Apparently 60 Banbury Road in Oxford, we’re informed, is a vast storeroom for the museum, stuffed to the rafters with clubs (the sort of clubs that Stone Age man would be interested in, not barely dressed bachelorette parties in George Street) and sticks. It appears they have a lot of sticks. More sticks than, er, you could shake an exhibit at.

At the conclusion of the lecture the curator asks: “Any questions?” No hands are raised. “Any questions at all?” I think about asking: “Two trains depart Plymouth at the same time, one travelling at 75mph over the first 50 miles…”

“I’ve got a few more minutes if there are any questions.” Silence descends and envelopes us like a collapsed tent.

“Would anyone like to think of a question?” I twirl that thought. Since it’s been a fascinating talk, I desperately want to ask a question to avoid him thinking we’re unappreciative.

Thankfully someone does eventually ask a question. It’s about the shrunken heads displayed here in the Pitt Rivers Museum and immortalised in the Harry Potter films. Afterwards I clap the speaker with hand-hurting alacrity to make the applause sound larger.

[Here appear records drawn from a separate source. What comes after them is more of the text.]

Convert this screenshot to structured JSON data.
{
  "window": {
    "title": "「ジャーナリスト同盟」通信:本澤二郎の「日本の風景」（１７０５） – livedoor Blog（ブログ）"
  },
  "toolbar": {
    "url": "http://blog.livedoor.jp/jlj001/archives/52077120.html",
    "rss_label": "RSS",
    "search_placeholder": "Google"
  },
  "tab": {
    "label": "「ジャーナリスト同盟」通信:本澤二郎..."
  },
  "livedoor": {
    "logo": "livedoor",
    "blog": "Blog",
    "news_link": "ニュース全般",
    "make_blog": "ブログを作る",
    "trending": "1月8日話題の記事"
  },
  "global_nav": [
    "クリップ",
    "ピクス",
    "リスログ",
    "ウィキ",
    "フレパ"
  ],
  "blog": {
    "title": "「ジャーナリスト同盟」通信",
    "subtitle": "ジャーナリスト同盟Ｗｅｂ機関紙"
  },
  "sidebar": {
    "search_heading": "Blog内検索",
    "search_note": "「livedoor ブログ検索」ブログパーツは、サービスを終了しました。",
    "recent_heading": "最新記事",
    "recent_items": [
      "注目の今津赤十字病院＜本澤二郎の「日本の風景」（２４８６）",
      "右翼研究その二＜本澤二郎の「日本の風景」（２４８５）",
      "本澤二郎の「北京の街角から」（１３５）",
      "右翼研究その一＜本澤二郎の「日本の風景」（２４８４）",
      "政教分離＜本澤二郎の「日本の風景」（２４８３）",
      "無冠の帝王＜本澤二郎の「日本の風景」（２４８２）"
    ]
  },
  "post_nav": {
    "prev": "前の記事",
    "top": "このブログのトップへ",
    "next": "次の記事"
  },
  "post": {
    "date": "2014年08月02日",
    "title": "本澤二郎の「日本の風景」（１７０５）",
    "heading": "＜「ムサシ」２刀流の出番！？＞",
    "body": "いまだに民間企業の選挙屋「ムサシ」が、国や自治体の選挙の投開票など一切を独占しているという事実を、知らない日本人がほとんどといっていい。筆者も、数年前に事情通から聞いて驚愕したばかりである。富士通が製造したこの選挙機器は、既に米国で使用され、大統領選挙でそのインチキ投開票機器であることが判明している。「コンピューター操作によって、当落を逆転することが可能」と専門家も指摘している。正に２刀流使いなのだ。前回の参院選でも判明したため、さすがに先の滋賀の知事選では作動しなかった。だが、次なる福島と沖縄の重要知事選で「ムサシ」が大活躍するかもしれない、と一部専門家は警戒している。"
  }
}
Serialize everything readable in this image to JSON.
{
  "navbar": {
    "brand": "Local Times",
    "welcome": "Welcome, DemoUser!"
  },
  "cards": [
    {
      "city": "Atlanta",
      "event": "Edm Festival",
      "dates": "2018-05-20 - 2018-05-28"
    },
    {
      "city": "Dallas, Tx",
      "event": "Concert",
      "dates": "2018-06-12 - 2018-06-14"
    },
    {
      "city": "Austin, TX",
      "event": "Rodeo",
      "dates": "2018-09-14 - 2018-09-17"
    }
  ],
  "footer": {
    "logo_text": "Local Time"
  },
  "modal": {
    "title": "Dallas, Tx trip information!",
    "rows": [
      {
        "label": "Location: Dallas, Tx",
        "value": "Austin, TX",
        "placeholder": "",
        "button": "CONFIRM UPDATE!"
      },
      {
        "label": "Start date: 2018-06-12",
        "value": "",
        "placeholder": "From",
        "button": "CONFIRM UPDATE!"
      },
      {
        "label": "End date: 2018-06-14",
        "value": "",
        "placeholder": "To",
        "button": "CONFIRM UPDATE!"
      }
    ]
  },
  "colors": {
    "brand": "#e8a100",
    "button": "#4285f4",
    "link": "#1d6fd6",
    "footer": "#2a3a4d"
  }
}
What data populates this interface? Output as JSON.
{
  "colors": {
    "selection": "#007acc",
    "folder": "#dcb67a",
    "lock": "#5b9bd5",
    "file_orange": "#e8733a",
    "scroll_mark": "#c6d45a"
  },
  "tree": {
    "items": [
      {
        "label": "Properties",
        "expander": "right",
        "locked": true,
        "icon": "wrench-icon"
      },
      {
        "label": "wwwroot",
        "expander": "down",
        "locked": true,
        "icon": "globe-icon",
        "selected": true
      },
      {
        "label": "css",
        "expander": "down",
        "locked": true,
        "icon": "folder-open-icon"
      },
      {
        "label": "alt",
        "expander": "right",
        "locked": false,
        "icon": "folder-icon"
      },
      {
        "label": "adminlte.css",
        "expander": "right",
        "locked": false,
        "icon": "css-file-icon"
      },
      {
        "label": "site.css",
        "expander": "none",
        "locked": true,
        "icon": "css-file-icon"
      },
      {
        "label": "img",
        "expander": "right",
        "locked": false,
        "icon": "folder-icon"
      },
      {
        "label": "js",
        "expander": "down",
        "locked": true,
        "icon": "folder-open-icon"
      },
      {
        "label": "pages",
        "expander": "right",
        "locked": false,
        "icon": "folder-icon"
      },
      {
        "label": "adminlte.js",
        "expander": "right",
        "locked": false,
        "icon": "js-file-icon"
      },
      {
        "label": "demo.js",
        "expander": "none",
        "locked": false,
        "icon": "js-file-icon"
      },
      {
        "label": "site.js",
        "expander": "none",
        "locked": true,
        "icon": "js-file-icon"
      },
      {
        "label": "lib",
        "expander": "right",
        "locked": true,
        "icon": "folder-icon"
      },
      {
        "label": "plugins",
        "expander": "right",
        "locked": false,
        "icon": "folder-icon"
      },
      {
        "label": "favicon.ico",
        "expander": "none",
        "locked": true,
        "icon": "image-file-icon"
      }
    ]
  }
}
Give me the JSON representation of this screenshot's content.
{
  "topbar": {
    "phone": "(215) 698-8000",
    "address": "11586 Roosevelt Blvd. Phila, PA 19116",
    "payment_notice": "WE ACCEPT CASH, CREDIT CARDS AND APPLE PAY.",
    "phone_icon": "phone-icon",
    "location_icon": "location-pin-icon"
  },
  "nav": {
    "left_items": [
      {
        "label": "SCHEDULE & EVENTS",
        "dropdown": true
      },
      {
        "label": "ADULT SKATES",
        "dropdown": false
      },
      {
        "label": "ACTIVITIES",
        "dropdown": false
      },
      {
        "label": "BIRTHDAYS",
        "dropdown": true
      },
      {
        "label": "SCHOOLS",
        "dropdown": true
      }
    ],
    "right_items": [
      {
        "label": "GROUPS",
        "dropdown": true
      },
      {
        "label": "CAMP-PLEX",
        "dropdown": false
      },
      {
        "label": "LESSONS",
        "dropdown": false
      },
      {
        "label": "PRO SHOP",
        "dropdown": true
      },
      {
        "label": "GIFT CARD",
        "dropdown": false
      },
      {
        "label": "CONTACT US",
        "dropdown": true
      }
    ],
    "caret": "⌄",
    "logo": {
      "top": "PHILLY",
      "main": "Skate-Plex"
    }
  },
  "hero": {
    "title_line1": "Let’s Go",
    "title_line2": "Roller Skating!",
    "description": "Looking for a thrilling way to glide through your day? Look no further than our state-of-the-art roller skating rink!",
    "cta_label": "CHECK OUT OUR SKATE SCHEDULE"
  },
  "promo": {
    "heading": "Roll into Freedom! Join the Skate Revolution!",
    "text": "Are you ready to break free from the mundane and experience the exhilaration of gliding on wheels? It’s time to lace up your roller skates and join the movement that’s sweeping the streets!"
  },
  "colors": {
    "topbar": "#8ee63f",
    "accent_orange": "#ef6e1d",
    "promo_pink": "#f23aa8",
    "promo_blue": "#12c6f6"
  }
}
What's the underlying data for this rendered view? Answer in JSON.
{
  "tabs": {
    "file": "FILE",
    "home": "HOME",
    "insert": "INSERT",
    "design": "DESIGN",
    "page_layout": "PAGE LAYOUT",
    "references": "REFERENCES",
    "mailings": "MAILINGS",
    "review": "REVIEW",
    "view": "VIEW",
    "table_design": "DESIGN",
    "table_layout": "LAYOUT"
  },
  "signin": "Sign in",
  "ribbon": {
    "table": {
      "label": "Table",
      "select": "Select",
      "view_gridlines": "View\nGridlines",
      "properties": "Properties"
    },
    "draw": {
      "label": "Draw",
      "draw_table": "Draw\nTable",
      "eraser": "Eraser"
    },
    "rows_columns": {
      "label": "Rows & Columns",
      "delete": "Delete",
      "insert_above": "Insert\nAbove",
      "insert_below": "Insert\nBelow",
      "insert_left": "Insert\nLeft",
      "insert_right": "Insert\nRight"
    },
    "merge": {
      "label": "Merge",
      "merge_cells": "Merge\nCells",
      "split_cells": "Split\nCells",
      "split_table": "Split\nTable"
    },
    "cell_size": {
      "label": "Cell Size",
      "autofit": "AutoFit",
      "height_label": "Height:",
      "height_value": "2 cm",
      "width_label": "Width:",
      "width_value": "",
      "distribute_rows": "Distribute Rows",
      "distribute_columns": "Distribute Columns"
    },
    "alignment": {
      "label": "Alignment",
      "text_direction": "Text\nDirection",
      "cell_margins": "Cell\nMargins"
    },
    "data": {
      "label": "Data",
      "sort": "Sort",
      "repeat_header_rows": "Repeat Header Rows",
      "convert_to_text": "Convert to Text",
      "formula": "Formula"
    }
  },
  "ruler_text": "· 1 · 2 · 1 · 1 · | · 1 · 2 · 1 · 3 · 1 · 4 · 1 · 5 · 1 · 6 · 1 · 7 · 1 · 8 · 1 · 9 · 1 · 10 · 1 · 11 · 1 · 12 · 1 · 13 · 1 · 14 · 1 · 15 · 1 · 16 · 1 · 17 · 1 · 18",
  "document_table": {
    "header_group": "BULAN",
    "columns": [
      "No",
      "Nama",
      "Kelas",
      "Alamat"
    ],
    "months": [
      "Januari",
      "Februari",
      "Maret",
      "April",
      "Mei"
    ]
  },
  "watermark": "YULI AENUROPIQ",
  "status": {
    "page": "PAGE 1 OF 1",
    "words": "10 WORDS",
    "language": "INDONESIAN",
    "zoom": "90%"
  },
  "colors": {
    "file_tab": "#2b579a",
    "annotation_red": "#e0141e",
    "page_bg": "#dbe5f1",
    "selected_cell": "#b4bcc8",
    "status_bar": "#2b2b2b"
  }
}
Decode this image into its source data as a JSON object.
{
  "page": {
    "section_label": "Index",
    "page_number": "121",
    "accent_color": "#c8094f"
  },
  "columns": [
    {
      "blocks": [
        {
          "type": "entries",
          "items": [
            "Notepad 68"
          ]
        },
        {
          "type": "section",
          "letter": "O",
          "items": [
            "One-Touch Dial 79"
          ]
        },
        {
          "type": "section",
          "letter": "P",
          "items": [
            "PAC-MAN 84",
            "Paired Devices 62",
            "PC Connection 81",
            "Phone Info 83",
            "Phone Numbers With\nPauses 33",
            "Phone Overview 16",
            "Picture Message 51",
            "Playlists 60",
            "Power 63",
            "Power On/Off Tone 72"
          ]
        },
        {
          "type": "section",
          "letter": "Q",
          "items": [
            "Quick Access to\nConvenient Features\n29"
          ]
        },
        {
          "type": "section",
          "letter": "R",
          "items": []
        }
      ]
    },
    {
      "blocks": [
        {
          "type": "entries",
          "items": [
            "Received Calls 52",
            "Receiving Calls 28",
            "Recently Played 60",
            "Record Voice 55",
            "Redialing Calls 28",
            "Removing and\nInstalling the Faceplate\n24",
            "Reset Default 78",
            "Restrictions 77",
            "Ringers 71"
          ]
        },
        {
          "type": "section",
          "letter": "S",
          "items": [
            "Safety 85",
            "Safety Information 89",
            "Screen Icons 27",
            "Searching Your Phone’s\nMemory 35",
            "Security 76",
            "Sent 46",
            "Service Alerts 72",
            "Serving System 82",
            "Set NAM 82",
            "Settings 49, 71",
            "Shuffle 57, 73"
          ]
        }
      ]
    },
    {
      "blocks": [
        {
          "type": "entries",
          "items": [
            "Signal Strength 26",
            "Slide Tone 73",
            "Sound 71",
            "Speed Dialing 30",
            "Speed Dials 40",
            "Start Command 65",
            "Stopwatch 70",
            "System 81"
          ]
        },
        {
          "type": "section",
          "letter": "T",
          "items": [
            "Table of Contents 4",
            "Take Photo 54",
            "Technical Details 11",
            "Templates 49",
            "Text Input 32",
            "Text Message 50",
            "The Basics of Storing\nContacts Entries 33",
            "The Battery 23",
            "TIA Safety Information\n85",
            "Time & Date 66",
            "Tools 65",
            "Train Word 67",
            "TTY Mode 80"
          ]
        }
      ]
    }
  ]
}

The next morning I’m about to put out the recycling when I experience an electrical charge of anxiety. Again my subconscious brain has spotted a threat and notifies me: “Stop thinking about the usual rubbish – as well as the actual rubbish in this case – and focus.”

There is movement inside my house. Lots brown dots are scurrying around on the floor tiles. On closer inspection I realise there’s a huge trail of ants inside my hallway.

If only I had some way to summon an anteater.